An original wartime press photograph of Prime Minister Winston S. Churchill watching American parachute troops at Fort Jackson, South Carolina on 24 June 1942
An original wartime press photograph of Prime Minister Winston S. Churchill watching American parachute troops at Fort Jackson, South Carolina on 24 June 1942

An original wartime press photograph of Prime Minister Winston S. Churchill watching American parachute troops at Fort Jackson, South Carolina on 24 June 1942

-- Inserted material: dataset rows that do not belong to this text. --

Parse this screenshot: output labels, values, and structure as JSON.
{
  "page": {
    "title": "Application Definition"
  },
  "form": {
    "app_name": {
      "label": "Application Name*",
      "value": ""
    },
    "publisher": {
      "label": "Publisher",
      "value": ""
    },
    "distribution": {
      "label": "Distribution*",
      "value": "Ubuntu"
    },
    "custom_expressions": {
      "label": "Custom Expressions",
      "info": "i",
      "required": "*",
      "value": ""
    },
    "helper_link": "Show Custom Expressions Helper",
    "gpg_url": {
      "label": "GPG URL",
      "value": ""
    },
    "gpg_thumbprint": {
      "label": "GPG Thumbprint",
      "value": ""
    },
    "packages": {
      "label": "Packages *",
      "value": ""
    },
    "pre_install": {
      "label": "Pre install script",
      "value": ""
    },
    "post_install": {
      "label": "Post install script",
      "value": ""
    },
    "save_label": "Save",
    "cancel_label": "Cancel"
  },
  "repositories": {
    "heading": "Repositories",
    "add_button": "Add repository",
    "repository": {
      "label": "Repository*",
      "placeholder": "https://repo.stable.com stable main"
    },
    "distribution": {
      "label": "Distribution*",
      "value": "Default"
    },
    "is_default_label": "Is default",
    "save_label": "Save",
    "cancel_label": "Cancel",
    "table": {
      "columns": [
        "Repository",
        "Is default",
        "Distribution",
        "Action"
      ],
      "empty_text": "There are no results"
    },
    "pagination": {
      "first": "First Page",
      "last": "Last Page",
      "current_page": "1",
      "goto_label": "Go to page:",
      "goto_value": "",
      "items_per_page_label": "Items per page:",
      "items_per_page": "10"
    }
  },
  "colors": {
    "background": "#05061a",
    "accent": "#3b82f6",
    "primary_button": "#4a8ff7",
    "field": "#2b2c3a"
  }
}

London: Copyright The Associated Press, published by The Daily Telegraph, July 1942. Photograph. This original press photo captures Winston S. Churchill at Fort Jackson, South Carolina on 24 June 1942 watching a parachute demonstration by US troops. The gelatin silver print on matte photo paper measures 6 x 8 inches (15.2 x 20.3 cm). Condition is very good. The paper is crisp and clean with only minor edge wear. This press photo was once a part of the working archives of The Daily Telegraph and features their Art Department’s original hand-applied retouching to Churchill’s hands and clothes and airbrushing to the background, as well as original crop marks. The verso bears a copyright stamp of “The Associated Press”, a published stamp of The Daily Telegraph dated 7 JUL 1942, and a handwritten caption reading, “Mr. Churchill watching the descent of United States parachute troops during his recent American visit. Two troop-carrying planes are seen flying away to the right of the picture.” On 17 June 1942 Churchill left London for the United States for his second US meeting with President Roosevelt since the United States had entered the war the previous December. During his trip Churchill visited Fort Jackson, South Carolina, home base for 60,000 American troops, several thousand of which took part in a presentation for the Prime Minister on 24 June. Churchill was treated to a display of parachuting troops, of which he would later recall, “I had never seen a thousand men leap into the air at once”. After lunch a brigade of young soldiers demonstrated a field firing exercise with live ammunition. Churchill later wrote a letter of thanks to his American hosts: “I have had considerable experience of such inspections and I can say that I have never been more impressed than I was with the bearing of the men whom I saw. The undemonstrative, therefore grim, determination which was everywhere manifest not only in the seasoned troops but in the newly-drafted, bodes ill for our enemies.” (Gilbert, Vol VII, p.133) During the first half of the twentieth century, photojournalism grew as a practice, fundamentally changing the way the public interacted with current events. Newspapers assembled expansive archives, physical copies of all photographs published or deemed useful for potential future use, their versos typically marked with ink stamps and notes providing provenance and captions. Photo departments would often take brush, paint, pencil, and marker to the surface of photographs themselves to edit them before publication. Today these photographs exist as repositories of historical memory, technological artifacts, and often striking pieces of vernacular art. Item #005216

Price: $200.00